    In addition, the council has announced it will be using Open Document Format as the standard format for its electronic documents.

    Finally, the city is to use Linux for a number of PCs meant to be used by council staff members that do not have access to a computer by default to enable them to access the council’s personnel resources.

  • The snoopers are already here – without a charter

    image of eye staring back from screenAs part of Bristol Wireless, I’ve been closely involved in campaigning against the UK government’s plans for mass communications surveillance under the Communications Data Bill, also known as the “Snooper’s Charter” by its opponents (posts passim).

    It now appears that all this work might have been in vain. Amongst the revelations that have come to light as a result of US whistleblower Edward Snowden‘s disclosures to The Guardian and The Washington Post was the news that for many years, GCHQ, the British state’s eavesdroppers, have been running a programme called Tempora, which has been hoovering up internet traffic and communications data from undersea cables before they make landfall in the UK.

    GCHQ has been sucking up this data from millions – if not billions – of internet and telecommunications users at the rate of 600 mn. phone calls and 39 mn. gigabytes of data a day.

    In spite of this damning evidence, Foreign Secretary William Hague has been trotting out the same old “if you’ve nothing to hide, nothing to fear” mantra. I have some advice for Mr Hague: try telling that to the family of Stephen Lawrence, who have just discovered 20 years after his killing that part of the British state called the Metropolitan Police tried to smear and discredit the family after they’d mishandled Stephen’s murder investigation.

    However, there is a bit of positive news that has emerged today: Liberty – the human rights organisation – has today announced that it has issued a claim against the British intelligence services over their suspected involvement in the PRISM and Project Tempora privacy scandal.

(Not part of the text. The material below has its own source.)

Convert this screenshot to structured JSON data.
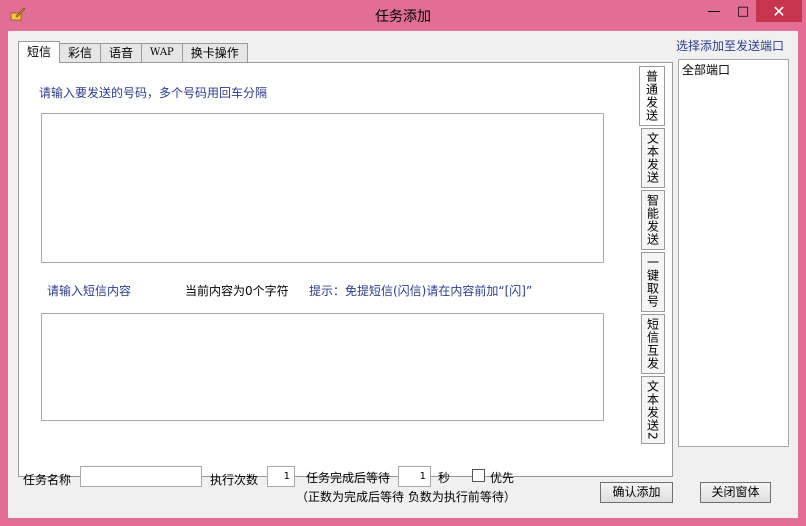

    Liberty believes that its electronic communications – and those of its staff – may have been unlawfully accessed by the likes of the Security Services and GCHQ.

    Liberty will be ask the Investigatory Powers Tribunal (IPT) whether the British intelligence services have used PRISM and/or Tempora to bypass the formal UK legal process which regulates the accessing of personal material. The human rights group has issued a claim in the IPT, contending that rights under Article 8 of the Human Rights Act (the right to respect for a person’s private and family life, home and correspondence) have been breached.

    Furthermore, Liberty is also concerned that the British Intelligence Services have used PRISM and Tempora to evade legal checks and balances and monitor people in the UK and may be treating internet communications as international rather than domestic to evade closer scrutiny and receiving material from their US partners to evade scrutiny altogether.

    James Welch, Legal Director for Liberty, said: “Those demanding the Snooper’s Charter seem to have been indulging in out-of-control snooping even without it – exploiting legal loopholes and help from Uncle Sam.”

    Finally, all this Anglo-Saxon surveillance has not gone down too well with some on the European mainland. Earlier this week, German Justice Minister Sabine Leutheusser-Schnarrenberger wrote the following in the international edition of Der Spiegel:

    The more a society monitors, controls and observes its citizens, the less free it is. In a democratic constitutional state, security is not an end in itself, but serves to secure freedom.


    Contrast that civilised view with the control freakery displayed by UK Home Secretary Theresa May.

    This is a revised version of a post originally written for Bristol Wireless.